- Its impact on human health— Human health can be adversely affected by pesticides used in intensive agriculture. In addition, there are negative effects on the nervous system and endocrine systems, such as irritation of the skin and eyes.
- Phytoresistance to insects and weeds — Many pest species, including both plants and animals, can develop resistance to a particular pesticide or herbicide after repeated applications. To destroy target species, stronger chemicals are often used, or the chemicals are applied in larger amounts or higher concentrations.
- Degradation of the soil — In this farming, the soil is degraded because it is repeatedly planted without a break for it to regain its nutrients. Consequently, fertilizers are used more often to compensate for soil deficiencies.
- Poisoning of water — This farming method causes significant water pollution. The waste from these disposal systems sinks into groundwater or makes its way into rivers, lakes, or other bodies of water, resulting in water pollution.
Intensive Versus Extensive Agriculture: Which one is Best?
There are two approaches to food production, depending on the circumstances and values involved. The aim of intensive farming is to maximize output by any means necessary, regardless of the cost to the environment. When this practice is practiced, farmers can sell food for a cheaper price.

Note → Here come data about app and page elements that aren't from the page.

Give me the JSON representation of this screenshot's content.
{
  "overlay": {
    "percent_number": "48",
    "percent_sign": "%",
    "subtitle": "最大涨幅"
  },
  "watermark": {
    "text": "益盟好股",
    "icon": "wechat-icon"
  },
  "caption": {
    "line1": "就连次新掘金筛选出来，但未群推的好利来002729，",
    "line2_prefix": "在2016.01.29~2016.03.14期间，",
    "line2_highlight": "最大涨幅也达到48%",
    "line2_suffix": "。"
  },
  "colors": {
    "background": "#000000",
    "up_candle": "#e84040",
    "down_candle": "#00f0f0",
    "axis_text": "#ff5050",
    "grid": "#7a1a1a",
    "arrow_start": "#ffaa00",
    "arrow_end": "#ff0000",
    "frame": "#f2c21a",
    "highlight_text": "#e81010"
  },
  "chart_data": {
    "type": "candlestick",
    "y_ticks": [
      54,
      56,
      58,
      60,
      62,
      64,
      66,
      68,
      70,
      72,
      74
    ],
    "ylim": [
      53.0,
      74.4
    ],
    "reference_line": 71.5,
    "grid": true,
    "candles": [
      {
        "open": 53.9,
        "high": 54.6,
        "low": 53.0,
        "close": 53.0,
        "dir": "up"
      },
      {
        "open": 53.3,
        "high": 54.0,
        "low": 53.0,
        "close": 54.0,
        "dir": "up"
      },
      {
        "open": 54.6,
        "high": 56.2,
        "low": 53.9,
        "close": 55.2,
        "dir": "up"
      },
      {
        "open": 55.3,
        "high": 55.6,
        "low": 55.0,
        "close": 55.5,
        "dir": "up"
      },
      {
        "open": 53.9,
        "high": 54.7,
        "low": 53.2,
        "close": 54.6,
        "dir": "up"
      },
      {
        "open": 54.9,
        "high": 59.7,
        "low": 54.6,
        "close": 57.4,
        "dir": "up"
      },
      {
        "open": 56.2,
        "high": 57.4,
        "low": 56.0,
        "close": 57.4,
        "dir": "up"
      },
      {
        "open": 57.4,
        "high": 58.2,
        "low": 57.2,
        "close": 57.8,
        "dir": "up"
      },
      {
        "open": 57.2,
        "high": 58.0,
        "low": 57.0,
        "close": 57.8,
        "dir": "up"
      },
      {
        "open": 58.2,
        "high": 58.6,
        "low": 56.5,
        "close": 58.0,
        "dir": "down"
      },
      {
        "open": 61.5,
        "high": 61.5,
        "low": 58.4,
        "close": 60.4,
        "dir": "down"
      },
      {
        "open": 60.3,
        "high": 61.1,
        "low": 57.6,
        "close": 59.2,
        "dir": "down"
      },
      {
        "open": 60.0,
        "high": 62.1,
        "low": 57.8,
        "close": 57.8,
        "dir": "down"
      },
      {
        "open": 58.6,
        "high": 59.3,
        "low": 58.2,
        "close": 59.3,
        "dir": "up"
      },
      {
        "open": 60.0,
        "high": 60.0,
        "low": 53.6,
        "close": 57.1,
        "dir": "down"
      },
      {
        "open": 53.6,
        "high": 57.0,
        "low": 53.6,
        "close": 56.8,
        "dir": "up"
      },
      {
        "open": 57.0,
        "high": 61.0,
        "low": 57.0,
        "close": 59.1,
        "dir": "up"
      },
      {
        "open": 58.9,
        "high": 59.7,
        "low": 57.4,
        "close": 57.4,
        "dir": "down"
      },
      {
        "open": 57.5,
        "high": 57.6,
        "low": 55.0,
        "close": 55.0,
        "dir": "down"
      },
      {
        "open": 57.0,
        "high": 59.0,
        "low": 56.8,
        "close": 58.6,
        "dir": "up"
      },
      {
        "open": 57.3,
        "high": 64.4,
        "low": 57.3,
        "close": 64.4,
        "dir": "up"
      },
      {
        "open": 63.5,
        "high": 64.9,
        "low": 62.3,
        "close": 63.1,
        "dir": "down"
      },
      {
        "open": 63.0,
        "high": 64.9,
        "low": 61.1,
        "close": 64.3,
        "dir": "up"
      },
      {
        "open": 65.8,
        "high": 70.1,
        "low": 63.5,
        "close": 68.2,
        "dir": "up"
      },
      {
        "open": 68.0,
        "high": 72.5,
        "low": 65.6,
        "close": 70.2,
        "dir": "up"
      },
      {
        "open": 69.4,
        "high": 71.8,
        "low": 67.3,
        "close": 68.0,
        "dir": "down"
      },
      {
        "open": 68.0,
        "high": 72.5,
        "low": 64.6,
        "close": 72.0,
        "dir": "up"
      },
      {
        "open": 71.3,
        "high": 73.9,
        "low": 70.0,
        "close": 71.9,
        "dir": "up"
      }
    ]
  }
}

A methodological approach
An intensive farm uses many resources and labor to increase the yield on a small plot of land. In contrast, extensive agriculture uses a larger area of land and fewer resources and labor.
It is traditionally thought that intensive agriculture produces more yield closer to the market because it requires less land. The majority of modern farms using intensive methods are large, often covering thousands of acres, and located far from consumers.

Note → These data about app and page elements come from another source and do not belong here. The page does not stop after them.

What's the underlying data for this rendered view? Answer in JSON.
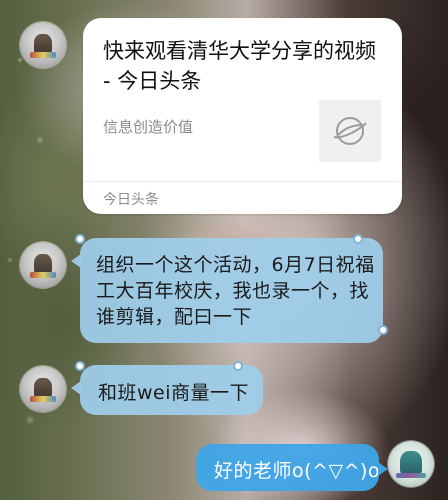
{
  "card": {
    "title": "快来观看清华大学分享的视频 - 今日头条",
    "description": "信息创造价值",
    "thumbnail_icon": "planet-icon",
    "source": "今日头条"
  },
  "messages": [
    {
      "side": "left",
      "text": "组织一个这个活动，6月7日祝福工大百年校庆，我也录一个，找谁剪辑，配曰一下"
    },
    {
      "side": "left",
      "text": "和班wei商量一下"
    },
    {
      "side": "right",
      "text": "好的老师o(^▽^)o"
    }
  ],
  "colors": {
    "incoming_bubble": "#9ecdeb",
    "outgoing_bubble": "#3fa5e8",
    "card_background": "#ffffff"
  }
}
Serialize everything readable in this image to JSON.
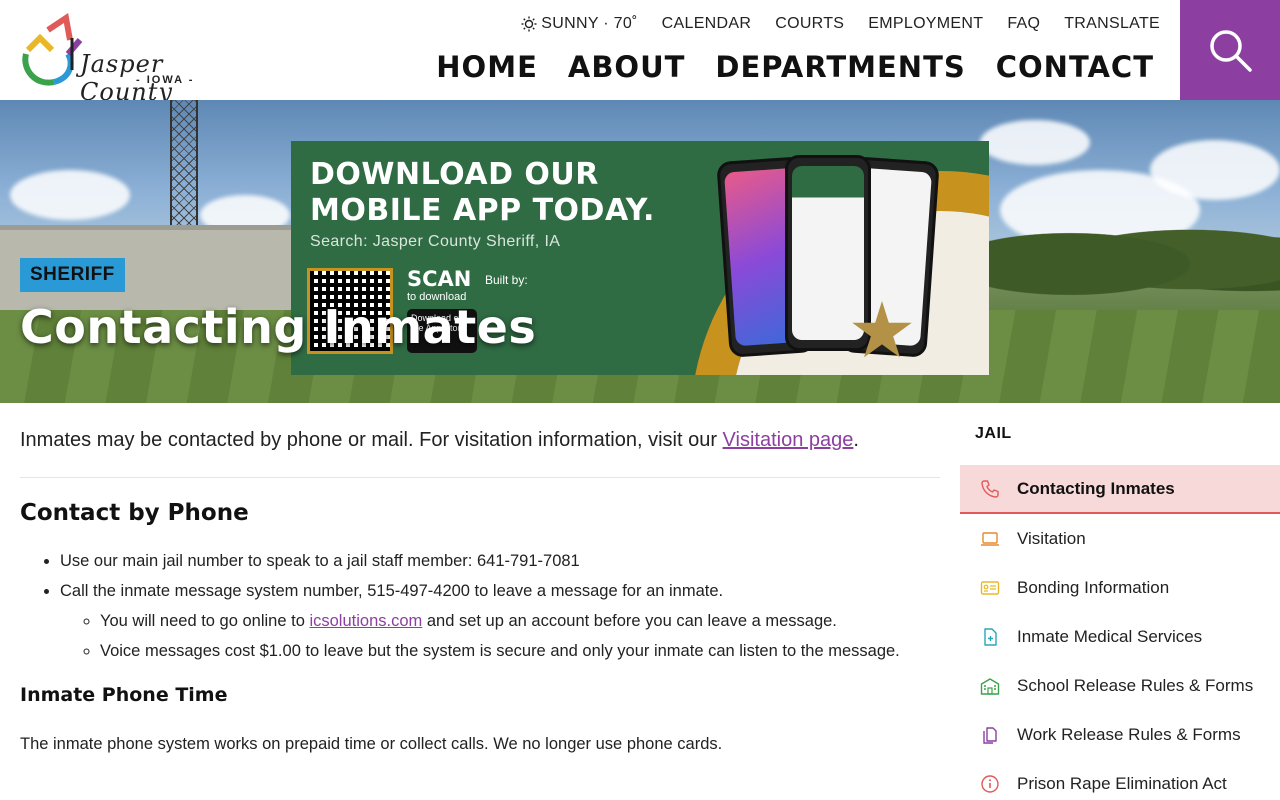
{
  "header": {
    "logo": {
      "name": "Jasper County",
      "state": "- IOWA -"
    },
    "utility": {
      "weather": "SUNNY · 70˚",
      "links": [
        "CALENDAR",
        "COURTS",
        "EMPLOYMENT",
        "FAQ",
        "TRANSLATE"
      ]
    },
    "nav": [
      "HOME",
      "ABOUT",
      "DEPARTMENTS",
      "CONTACT"
    ],
    "search_icon": "search-icon",
    "accent": "#8c3fa0"
  },
  "hero": {
    "promo": {
      "headline": "DOWNLOAD OUR MOBILE APP TODAY.",
      "search": "Search: Jasper County Sheriff, IA",
      "scan": "SCAN",
      "scan_sub": "to download",
      "built_by": "Built by:",
      "store": "Download on the App Store"
    },
    "tag": "SHERIFF",
    "title": "Contacting Inmates"
  },
  "content": {
    "intro_text": "Inmates may be contacted by phone or mail. For visitation information, visit our ",
    "intro_link": "Visitation page",
    "intro_end": ".",
    "phone_heading": "Contact by Phone",
    "bullets": {
      "b1": "Use our main jail number to speak to a jail staff member: 641-791-7081",
      "b2": "Call the inmate message system number, 515-497-4200 to leave a message for an inmate.",
      "b2a_pre": "You will need to go online to ",
      "b2a_link": "icsolutions.com",
      "b2a_post": " and set up an account before you can leave a message.",
      "b2b": "Voice messages cost $1.00 to leave but the system is secure and only your inmate can listen to the message."
    },
    "phone_time_heading": "Inmate Phone Time",
    "phone_time_text": "The inmate phone system works on prepaid time or collect calls. We no longer use phone cards."
  },
  "sidebar": {
    "title": "JAIL",
    "items": [
      {
        "label": "Contacting Inmates",
        "icon": "phone-icon",
        "color": "#e05a5a",
        "active": true
      },
      {
        "label": "Visitation",
        "icon": "laptop-icon",
        "color": "#e58a2e",
        "active": false
      },
      {
        "label": "Bonding Information",
        "icon": "id-card-icon",
        "color": "#e8b82a",
        "active": false
      },
      {
        "label": "Inmate Medical Services",
        "icon": "medical-file-icon",
        "color": "#2aa6b8",
        "active": false
      },
      {
        "label": "School Release Rules & Forms",
        "icon": "school-icon",
        "color": "#3aa24a",
        "active": false
      },
      {
        "label": "Work Release Rules & Forms",
        "icon": "documents-icon",
        "color": "#8c3fa0",
        "active": false
      },
      {
        "label": "Prison Rape Elimination Act",
        "icon": "info-icon",
        "color": "#e05a5a",
        "active": false
      }
    ]
  }
}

The area of farmland
Since chemicals, machinery, and labor aren’t used to increase yield, extensive farming requires more land than intensive agriculture. In spite of these changes, both intensive and extensive farming techniques today use large amounts of land due to the shift in farming techniques favoring intensive methods on larger tracts of land.
There is a significant difference between intensive and extensive farming in terms of investment. It is common for intensive farms to use more labor and agrochemicals, as well as special breeds of animals or seeds. Agriculture based on extensive farming relies heavily on the natural fertility of the land and the natural behavior of the animals.
Food is produced in massive quantities at a low-cost today due to intensive farming. As a result, many food items are overproduced, resulting in reduced market prices. To make extensive farming profitable, you need a lot of lands. As a result, extensive methods are most commonly used in areas with low population density and inexpensive land.
Due to integrated agriculture’s goal of maximizing land productivity, its yield per hectare tends to be higher than that of extensive agriculture.
Effects on the environment
There are negative environmental impacts associated with both extensive and intensive farming. Intensive farming involves chemicals that negatively impact the environment and native species, while extensive farming requires large amounts of arable land and often results in deforestation. In addition, intensive farming contributes to deforestation. The world is deforested to grow the food used to feed animals in intensive farming.
Final Verdict on Intensive Animal Farming
Research suggests that establishing intensive, high-yield agriculture is the most efficient means of meeting rising food demand while preserving biodiversity. There are reports that intensive agriculture produces more greenhouse gases and damages the environment than organic agriculture.
However, due to the heavy use of chemicals and inhumane treatment of animals and workers, modern-day intensive farming has countless negative impacts on the environment, health, animal life, and neighborhoods.
Hopefully, now you know what intensive cultivation is and how it can be done. Stay tuned with Animal Farming How for more information about farm management, farming news, and more.